In 2014, the Texas’ Court of Criminal Appeals, the state’s highest criminal court, ruled that it is unconstitutional for an officer to take a suspected DWI offender’s blood without consent or a warrant.

Writing for the majority, Justice Elsa Alcala stated,

“We hold that a nonconsensual search of a DWI suspect’s blood conducted pursuant to the mandatory-blood-draw and implied-consent provisions in the Transportation Code, when undertaken in the absence of a warrant or any applicable exception to the warrant requirement, violates the Fourth Amendment.”.

Why Warrants Are Required

The Fourth Amendment of the U.S. Constitution prohibits the unreasonable search or seizure of a person or his/her affects. Therefore, if no exception to the Fourth Amendment applies, officers are required to obtain a search warrant prior to taking a suspected drunk driver’s blood unless consent is given.

In Galveston County, Texas this is still a little bit of a problem because the Galveston County District Attorneys Office actually is teaching the police how to formulate and document exigent circumstances. And exigent circumstances are an exception to the warrant statute.
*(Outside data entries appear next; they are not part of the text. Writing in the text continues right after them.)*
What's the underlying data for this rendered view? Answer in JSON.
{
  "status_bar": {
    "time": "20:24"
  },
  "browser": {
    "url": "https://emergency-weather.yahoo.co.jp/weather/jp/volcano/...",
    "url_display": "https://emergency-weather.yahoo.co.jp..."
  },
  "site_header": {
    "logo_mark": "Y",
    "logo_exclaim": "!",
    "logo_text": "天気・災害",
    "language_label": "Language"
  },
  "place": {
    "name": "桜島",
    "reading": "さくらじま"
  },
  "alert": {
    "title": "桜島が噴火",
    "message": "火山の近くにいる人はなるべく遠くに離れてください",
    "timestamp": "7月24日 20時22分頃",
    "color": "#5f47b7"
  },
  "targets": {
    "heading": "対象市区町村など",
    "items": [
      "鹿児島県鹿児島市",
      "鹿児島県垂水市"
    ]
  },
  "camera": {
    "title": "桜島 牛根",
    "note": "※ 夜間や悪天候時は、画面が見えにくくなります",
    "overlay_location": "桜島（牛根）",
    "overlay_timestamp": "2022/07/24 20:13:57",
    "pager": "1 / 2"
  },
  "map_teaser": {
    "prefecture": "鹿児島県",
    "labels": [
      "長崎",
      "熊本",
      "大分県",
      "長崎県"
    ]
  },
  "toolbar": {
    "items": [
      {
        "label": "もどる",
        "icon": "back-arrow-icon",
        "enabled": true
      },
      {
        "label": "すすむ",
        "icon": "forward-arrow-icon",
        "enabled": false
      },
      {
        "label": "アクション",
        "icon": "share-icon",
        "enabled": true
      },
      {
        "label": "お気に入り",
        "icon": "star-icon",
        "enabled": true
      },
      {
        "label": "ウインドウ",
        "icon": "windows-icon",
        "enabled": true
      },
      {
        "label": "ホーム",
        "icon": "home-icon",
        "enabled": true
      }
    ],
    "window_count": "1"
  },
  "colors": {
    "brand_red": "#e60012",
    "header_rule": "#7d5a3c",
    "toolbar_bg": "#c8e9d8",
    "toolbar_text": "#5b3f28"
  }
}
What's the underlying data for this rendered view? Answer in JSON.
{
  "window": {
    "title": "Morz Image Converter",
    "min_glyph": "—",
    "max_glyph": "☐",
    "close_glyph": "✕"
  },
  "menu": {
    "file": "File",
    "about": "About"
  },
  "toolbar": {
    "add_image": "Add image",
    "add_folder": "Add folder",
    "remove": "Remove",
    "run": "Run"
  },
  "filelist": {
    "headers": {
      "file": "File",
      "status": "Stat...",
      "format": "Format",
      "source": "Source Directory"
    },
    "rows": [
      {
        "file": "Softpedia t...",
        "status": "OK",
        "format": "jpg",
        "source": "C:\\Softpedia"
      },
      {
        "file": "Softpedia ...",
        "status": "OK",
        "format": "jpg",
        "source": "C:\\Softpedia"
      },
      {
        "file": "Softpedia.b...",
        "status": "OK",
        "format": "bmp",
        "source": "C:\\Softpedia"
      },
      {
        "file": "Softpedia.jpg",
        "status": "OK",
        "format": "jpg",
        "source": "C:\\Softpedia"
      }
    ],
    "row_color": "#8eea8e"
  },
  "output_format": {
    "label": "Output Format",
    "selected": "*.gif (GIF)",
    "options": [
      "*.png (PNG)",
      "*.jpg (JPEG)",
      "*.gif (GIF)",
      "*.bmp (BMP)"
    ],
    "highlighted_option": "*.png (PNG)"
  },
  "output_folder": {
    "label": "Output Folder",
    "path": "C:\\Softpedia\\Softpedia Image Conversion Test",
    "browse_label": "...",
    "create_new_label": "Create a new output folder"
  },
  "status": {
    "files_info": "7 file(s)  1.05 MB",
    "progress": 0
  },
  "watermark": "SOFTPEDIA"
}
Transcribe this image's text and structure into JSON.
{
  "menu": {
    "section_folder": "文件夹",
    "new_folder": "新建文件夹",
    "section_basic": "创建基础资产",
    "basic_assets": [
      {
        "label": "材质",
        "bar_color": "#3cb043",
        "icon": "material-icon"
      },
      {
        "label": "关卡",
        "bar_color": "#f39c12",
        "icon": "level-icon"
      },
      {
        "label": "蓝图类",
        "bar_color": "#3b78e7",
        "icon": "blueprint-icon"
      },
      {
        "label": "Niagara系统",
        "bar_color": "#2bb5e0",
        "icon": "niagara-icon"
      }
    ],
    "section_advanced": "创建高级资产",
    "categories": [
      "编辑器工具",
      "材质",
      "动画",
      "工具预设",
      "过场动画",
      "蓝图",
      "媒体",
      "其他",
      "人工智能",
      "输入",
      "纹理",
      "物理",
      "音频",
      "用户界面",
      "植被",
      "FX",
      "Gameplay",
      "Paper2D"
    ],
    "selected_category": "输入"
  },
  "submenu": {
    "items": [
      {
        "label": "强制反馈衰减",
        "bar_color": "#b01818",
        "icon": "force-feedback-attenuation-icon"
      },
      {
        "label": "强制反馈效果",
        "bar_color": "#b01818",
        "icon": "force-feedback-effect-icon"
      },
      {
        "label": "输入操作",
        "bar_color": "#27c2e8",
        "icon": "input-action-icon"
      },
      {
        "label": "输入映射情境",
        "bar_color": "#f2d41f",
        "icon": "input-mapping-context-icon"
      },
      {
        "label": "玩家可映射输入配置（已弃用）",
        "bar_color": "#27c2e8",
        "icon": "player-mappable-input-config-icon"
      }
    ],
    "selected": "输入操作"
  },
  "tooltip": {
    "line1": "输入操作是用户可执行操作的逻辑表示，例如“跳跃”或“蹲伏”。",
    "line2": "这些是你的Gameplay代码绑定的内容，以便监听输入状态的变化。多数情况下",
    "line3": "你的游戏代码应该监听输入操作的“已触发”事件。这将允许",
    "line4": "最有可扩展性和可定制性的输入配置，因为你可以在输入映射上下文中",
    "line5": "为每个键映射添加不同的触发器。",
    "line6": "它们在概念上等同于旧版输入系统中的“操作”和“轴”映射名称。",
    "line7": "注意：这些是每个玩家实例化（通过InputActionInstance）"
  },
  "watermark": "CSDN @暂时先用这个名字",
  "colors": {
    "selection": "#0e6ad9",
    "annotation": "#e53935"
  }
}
I have heard this in recorded telephone phone calls between the on-call Assistant DA and the arresting officer and have been heard about emails that further explain exigent circumstances to the DWI officers.

What Does This Ruling Mean?

It is believed that this ruling will have a major effect on how police in Texas gather evidence that illustrates a driver’s blood alcohol content (BAC) level is above the legal threshold of 0.8 percent. Previously, an officer could bring a suspect to a hospital, or other sanitary place, for blood to be drawn by a doctor, nurse, or other qualified technician.

Now, in order to obtain blood evidence, a prosecutor will need to find a judge to issue a warrant. As such, many counties, especially those with “no-refusal weekends,” are keeping a magistrate judge on call to issue warrants requested by officers who seek to obtain blood evidence of suspected drunk drivers.

This decision stems from the criminal appeal of the case of David Villarreal, who was arrested in 2012 for DWI. The officer in his case testified there was probable cause to believe that Villarreal had previous convictions for DWI, and therefore used the state’s transportation code to have Villarreal’s blood drawn at a hospital without a warrant or his consent. The transportation code gave officers leave to require breath or blood tests when the suspected driver had previously been convicted or placed under community supervision for drunk driving offenses more than twice.

The blood test showed that Villarreal’s BAC was 0.16 percent, well over the legal threshold. He was convicted of felony driving while intoxicated and the prosecutors had requested he face at least 25 years in prison. His attorney appealed, and due to the high court’s ruling, the blood evidence used against him at trial is now inadmissible. Villarreal’s attorney suspects that the prosecution will retry the case, which is weaker now that the blood evidence is excluded.

How A DWI Attorney Can Help Your Case

Are you in need of a criminal appeal for a DWI conviction based on evidence that may have been obtained unconstitutionally? If the police made an error or mistake when arresting you, we may be able to assist. Contact our experienced Galveston DWI attorneys at The Law Offices of Tad Nelson & Associates. We are committed to providing zealous representation for those who have been charged or convicted of a DWI offense in the South Texas area.